Where the word "label" shows up in the entries below, please copy the whole line.
*** RECORDED DATA
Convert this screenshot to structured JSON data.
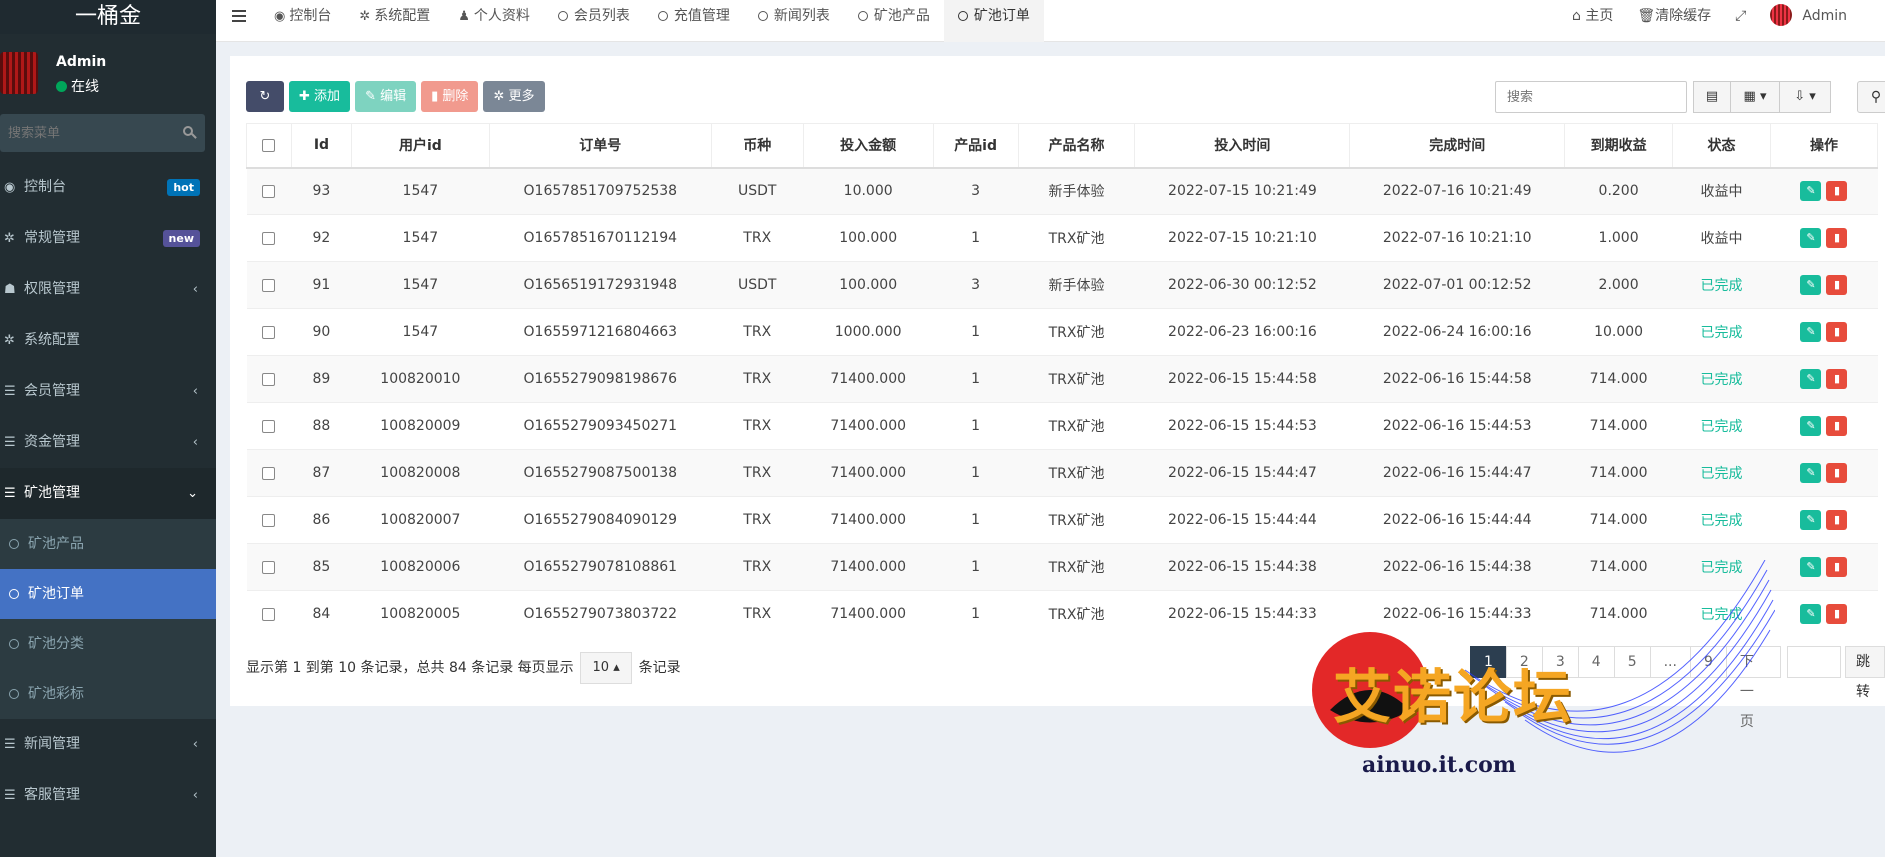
{
  "app": {
    "logo": "一桶金"
  },
  "user": {
    "name": "Admin",
    "status": "在线"
  },
  "sidebar": {
    "search_placeholder": "搜索菜单",
    "items": [
      {
        "label": "控制台",
        "icon": "dashboard-icon",
        "badge": "hot"
      },
      {
        "label": "常规管理",
        "icon": "cogs-icon",
        "badge": "new"
      },
      {
        "label": "权限管理",
        "icon": "group-icon"
      },
      {
        "label": "系统配置",
        "icon": "gear-icon"
      },
      {
        "label": "会员管理",
        "icon": "list-icon"
      },
      {
        "label": "资金管理",
        "icon": "list-icon"
      },
      {
        "label": "矿池管理",
        "icon": "list-icon"
      }
    ],
    "sub_items": [
      "矿池产品",
      "矿池订单",
      "矿池分类",
      "矿池彩标"
    ],
    "bottom_items": [
      {
        "label": "新闻管理",
        "icon": "list-icon"
      },
      {
        "label": "客服管理",
        "icon": "list-icon"
      }
    ]
  },
  "topnav": {
    "tabs": [
      "控制台",
      "系统配置",
      "个人资料",
      "会员列表",
      "充值管理",
      "新闻列表",
      "矿池产品",
      "矿池订单"
    ],
    "home": "主页",
    "clear_cache": "清除缓存",
    "admin": "Admin"
  },
  "toolbar": {
    "add": "添加",
    "edit": "编辑",
    "delete": "删除",
    "more": "更多",
    "search_placeholder": "搜索"
  },
  "table": {
    "headers": [
      "Id",
      "用户id",
      "订单号",
      "币种",
      "投入金额",
      "产品id",
      "产品名称",
      "投入时间",
      "完成时间",
      "到期收益",
      "状态",
      "操作"
    ],
    "rows": [
      [
        "93",
        "1547",
        "O1657851709752538",
        "USDT",
        "10.000",
        "3",
        "新手体验",
        "2022-07-15 10:21:49",
        "2022-07-16 10:21:49",
        "0.200",
        "收益中"
      ],
      [
        "92",
        "1547",
        "O1657851670112194",
        "TRX",
        "100.000",
        "1",
        "TRX矿池",
        "2022-07-15 10:21:10",
        "2022-07-16 10:21:10",
        "1.000",
        "收益中"
      ],
      [
        "91",
        "1547",
        "O1656519172931948",
        "USDT",
        "100.000",
        "3",
        "新手体验",
        "2022-06-30 00:12:52",
        "2022-07-01 00:12:52",
        "2.000",
        "已完成"
      ],
      [
        "90",
        "1547",
        "O1655971216804663",
        "TRX",
        "1000.000",
        "1",
        "TRX矿池",
        "2022-06-23 16:00:16",
        "2022-06-24 16:00:16",
        "10.000",
        "已完成"
      ],
      [
        "89",
        "100820010",
        "O1655279098198676",
        "TRX",
        "71400.000",
        "1",
        "TRX矿池",
        "2022-06-15 15:44:58",
        "2022-06-16 15:44:58",
        "714.000",
        "已完成"
      ],
      [
        "88",
        "100820009",
        "O1655279093450271",
        "TRX",
        "71400.000",
        "1",
        "TRX矿池",
        "2022-06-15 15:44:53",
        "2022-06-16 15:44:53",
        "714.000",
        "已完成"
      ],
      [
        "87",
        "100820008",
        "O1655279087500138",
        "TRX",
        "71400.000",
        "1",
        "TRX矿池",
        "2022-06-15 15:44:47",
        "2022-06-16 15:44:47",
        "714.000",
        "已完成"
      ],
      [
        "86",
        "100820007",
        "O1655279084090129",
        "TRX",
        "71400.000",
        "1",
        "TRX矿池",
        "2022-06-15 15:44:44",
        "2022-06-16 15:44:44",
        "714.000",
        "已完成"
      ],
      [
        "85",
        "100820006",
        "O1655279078108861",
        "TRX",
        "71400.000",
        "1",
        "TRX矿池",
        "2022-06-15 15:44:38",
        "2022-06-16 15:44:38",
        "714.000",
        "已完成"
      ],
      [
        "84",
        "100820005",
        "O1655279073803722",
        "TRX",
        "71400.000",
        "1",
        "TRX矿池",
        "2022-06-15 15:44:33",
        "2022-06-16 15:44:33",
        "714.000",
        "已完成"
      ]
    ]
  },
  "pager": {
    "info_prefix": "显示第 1 到第 10 条记录，总共 84 条记录 每页显示",
    "page_size": "10",
    "info_suffix": "条记录",
    "pages": [
      "1",
      "2",
      "3",
      "4",
      "5",
      "...",
      "9"
    ],
    "next": "下一页",
    "go": "跳转"
  },
  "watermark": {
    "text": "艾诺论坛",
    "url": "ainuo.it.com"
  },
  "colors": {
    "sidebar": "#222d32",
    "active": "#4472c4",
    "success": "#18bc9c",
    "danger": "#e74c3c"
  }
}
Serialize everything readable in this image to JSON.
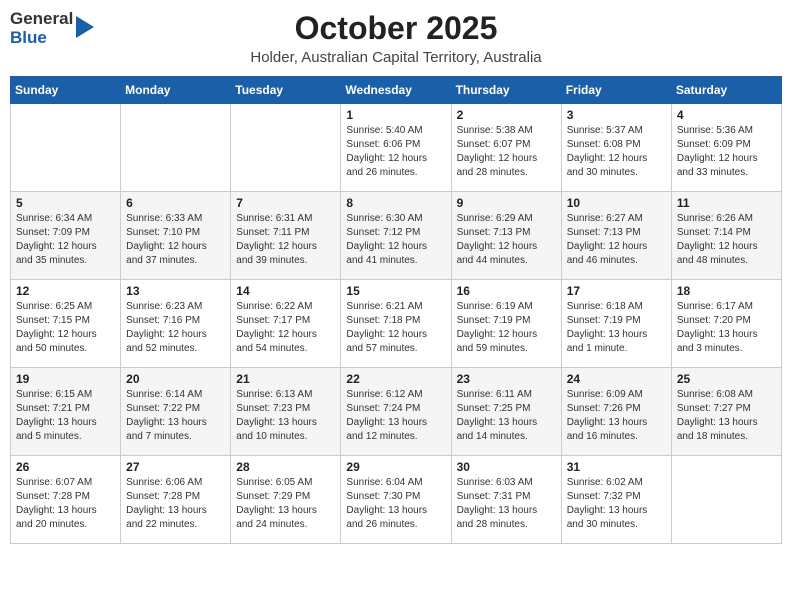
{
  "header": {
    "logo_line1": "General",
    "logo_line2": "Blue",
    "title": "October 2025",
    "subtitle": "Holder, Australian Capital Territory, Australia"
  },
  "weekdays": [
    "Sunday",
    "Monday",
    "Tuesday",
    "Wednesday",
    "Thursday",
    "Friday",
    "Saturday"
  ],
  "weeks": [
    [
      {
        "day": "",
        "info": ""
      },
      {
        "day": "",
        "info": ""
      },
      {
        "day": "",
        "info": ""
      },
      {
        "day": "1",
        "info": "Sunrise: 5:40 AM\nSunset: 6:06 PM\nDaylight: 12 hours\nand 26 minutes."
      },
      {
        "day": "2",
        "info": "Sunrise: 5:38 AM\nSunset: 6:07 PM\nDaylight: 12 hours\nand 28 minutes."
      },
      {
        "day": "3",
        "info": "Sunrise: 5:37 AM\nSunset: 6:08 PM\nDaylight: 12 hours\nand 30 minutes."
      },
      {
        "day": "4",
        "info": "Sunrise: 5:36 AM\nSunset: 6:09 PM\nDaylight: 12 hours\nand 33 minutes."
      }
    ],
    [
      {
        "day": "5",
        "info": "Sunrise: 6:34 AM\nSunset: 7:09 PM\nDaylight: 12 hours\nand 35 minutes."
      },
      {
        "day": "6",
        "info": "Sunrise: 6:33 AM\nSunset: 7:10 PM\nDaylight: 12 hours\nand 37 minutes."
      },
      {
        "day": "7",
        "info": "Sunrise: 6:31 AM\nSunset: 7:11 PM\nDaylight: 12 hours\nand 39 minutes."
      },
      {
        "day": "8",
        "info": "Sunrise: 6:30 AM\nSunset: 7:12 PM\nDaylight: 12 hours\nand 41 minutes."
      },
      {
        "day": "9",
        "info": "Sunrise: 6:29 AM\nSunset: 7:13 PM\nDaylight: 12 hours\nand 44 minutes."
      },
      {
        "day": "10",
        "info": "Sunrise: 6:27 AM\nSunset: 7:13 PM\nDaylight: 12 hours\nand 46 minutes."
      },
      {
        "day": "11",
        "info": "Sunrise: 6:26 AM\nSunset: 7:14 PM\nDaylight: 12 hours\nand 48 minutes."
      }
    ],
    [
      {
        "day": "12",
        "info": "Sunrise: 6:25 AM\nSunset: 7:15 PM\nDaylight: 12 hours\nand 50 minutes."
      },
      {
        "day": "13",
        "info": "Sunrise: 6:23 AM\nSunset: 7:16 PM\nDaylight: 12 hours\nand 52 minutes."
      },
      {
        "day": "14",
        "info": "Sunrise: 6:22 AM\nSunset: 7:17 PM\nDaylight: 12 hours\nand 54 minutes."
      },
      {
        "day": "15",
        "info": "Sunrise: 6:21 AM\nSunset: 7:18 PM\nDaylight: 12 hours\nand 57 minutes."
      },
      {
        "day": "16",
        "info": "Sunrise: 6:19 AM\nSunset: 7:19 PM\nDaylight: 12 hours\nand 59 minutes."
      },
      {
        "day": "17",
        "info": "Sunrise: 6:18 AM\nSunset: 7:19 PM\nDaylight: 13 hours\nand 1 minute."
      },
      {
        "day": "18",
        "info": "Sunrise: 6:17 AM\nSunset: 7:20 PM\nDaylight: 13 hours\nand 3 minutes."
      }
    ],
    [
      {
        "day": "19",
        "info": "Sunrise: 6:15 AM\nSunset: 7:21 PM\nDaylight: 13 hours\nand 5 minutes."
      },
      {
        "day": "20",
        "info": "Sunrise: 6:14 AM\nSunset: 7:22 PM\nDaylight: 13 hours\nand 7 minutes."
      },
      {
        "day": "21",
        "info": "Sunrise: 6:13 AM\nSunset: 7:23 PM\nDaylight: 13 hours\nand 10 minutes."
      },
      {
        "day": "22",
        "info": "Sunrise: 6:12 AM\nSunset: 7:24 PM\nDaylight: 13 hours\nand 12 minutes."
      },
      {
        "day": "23",
        "info": "Sunrise: 6:11 AM\nSunset: 7:25 PM\nDaylight: 13 hours\nand 14 minutes."
      },
      {
        "day": "24",
        "info": "Sunrise: 6:09 AM\nSunset: 7:26 PM\nDaylight: 13 hours\nand 16 minutes."
      },
      {
        "day": "25",
        "info": "Sunrise: 6:08 AM\nSunset: 7:27 PM\nDaylight: 13 hours\nand 18 minutes."
      }
    ],
    [
      {
        "day": "26",
        "info": "Sunrise: 6:07 AM\nSunset: 7:28 PM\nDaylight: 13 hours\nand 20 minutes."
      },
      {
        "day": "27",
        "info": "Sunrise: 6:06 AM\nSunset: 7:28 PM\nDaylight: 13 hours\nand 22 minutes."
      },
      {
        "day": "28",
        "info": "Sunrise: 6:05 AM\nSunset: 7:29 PM\nDaylight: 13 hours\nand 24 minutes."
      },
      {
        "day": "29",
        "info": "Sunrise: 6:04 AM\nSunset: 7:30 PM\nDaylight: 13 hours\nand 26 minutes."
      },
      {
        "day": "30",
        "info": "Sunrise: 6:03 AM\nSunset: 7:31 PM\nDaylight: 13 hours\nand 28 minutes."
      },
      {
        "day": "31",
        "info": "Sunrise: 6:02 AM\nSunset: 7:32 PM\nDaylight: 13 hours\nand 30 minutes."
      },
      {
        "day": "",
        "info": ""
      }
    ]
  ]
}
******
• _EXERCISE ANSWER_
        "label": "控制台",
        "label": "常规管理",
        "label": "权限管理",
        "label": "系统配置",
        "label": "会员管理",
        "label": "资金管理",
        "label": "矿池管理",
        "label": "新闻管理",
        "label": "客服管理",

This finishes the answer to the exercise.